In 2019, Alabama-based Twin Pines Minerals revived the idea with a proposal to mine on about 12,000 acres in Charlton County. Its plan is now scaled back to an almost 600-acre “demonstration project.” The legislation would not directly prevent that project, which has already applied for permits. But it could make it economically unfeasible if the rest of the original acreage could not eventually be mined.
Support for the swamp and opposition to mining appears to be growing. Last week, mining giant Chemours, a spin off of Dupont, pledged not to mine near the Okefenokee or to do business with Twin Pines for at least the next “five to 10 years.” The announcement was a win for Chemours shareholders like the Felician Sisters of North America, who had pressured the company to make the commitment.
“I think the people of Georgia recognize the uniqueness and importance of the Okefenokee and will want it preserved,” Taylor wrote in an email. “That give it a good chance of passage.”
Swamp gets its own day
On Tuesday Gov. Brian Kemp and legislators proclaimed the date as Okefenokee Swamp Day in Georgia. The proclamation recognizes the 428,000-acre swamp as the largest blackwater wetland in North America, a Wetland of International Importance and a potential candidate for UNESCO World Heritage Site designation.
It further acknowledges the swamp’s impact on surrounding communities like Fargo, Folkston and Waycross which see an annual $64.7 million economic impact from swamp-based tourism along with the creation of some 750 swamp-related jobs. The Okefenokee National Wildlife Refuge records more than 650,000 annual visitors from around the world.

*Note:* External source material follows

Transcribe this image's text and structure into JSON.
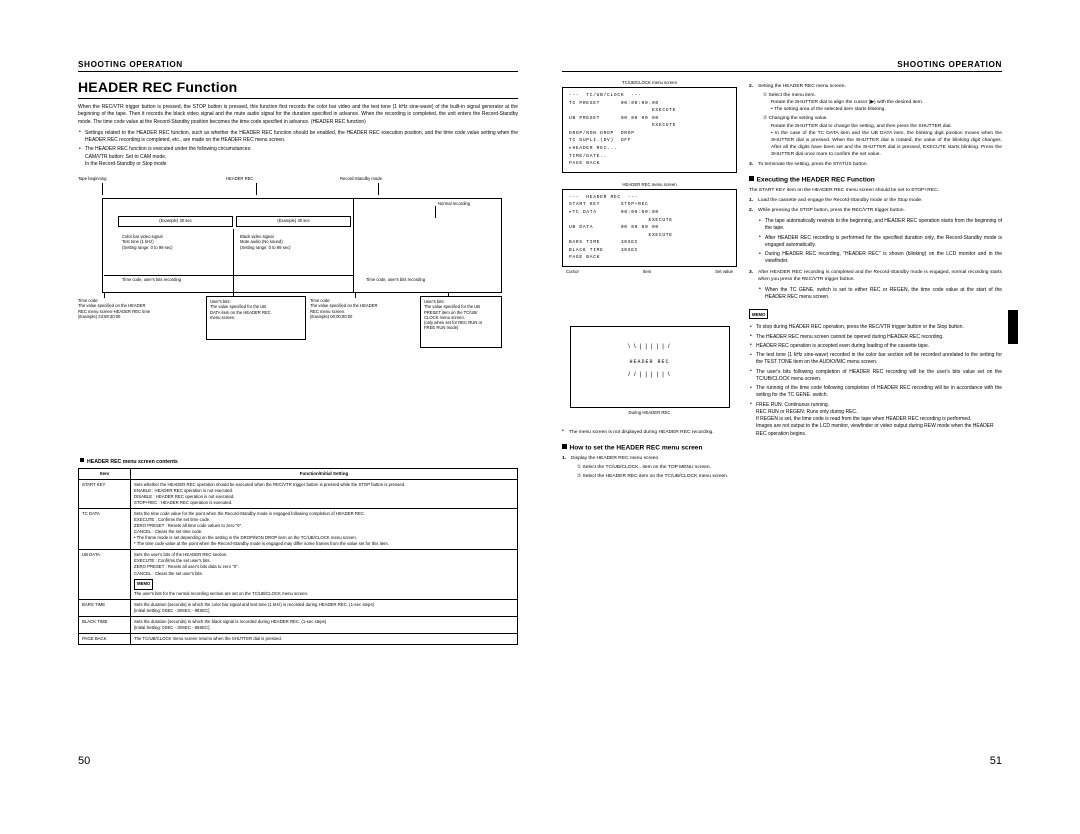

“We applaud Georgia’s leaders for recognizing the significance of the Okefenokee Swamp to the communities surrounding it, our state, nation and world,” said Kim Bednarek, director of the nonprofit Okefenokee Swamp Park, in a prepared statement. “The swamp is the wild heart of Georgia and it’s right to celebrate this natural wonder.”
Editor’s note: This article was updated Feb. 10, 2022 to include comments from Rep. Darlene Taylor, the bill’s sponsor.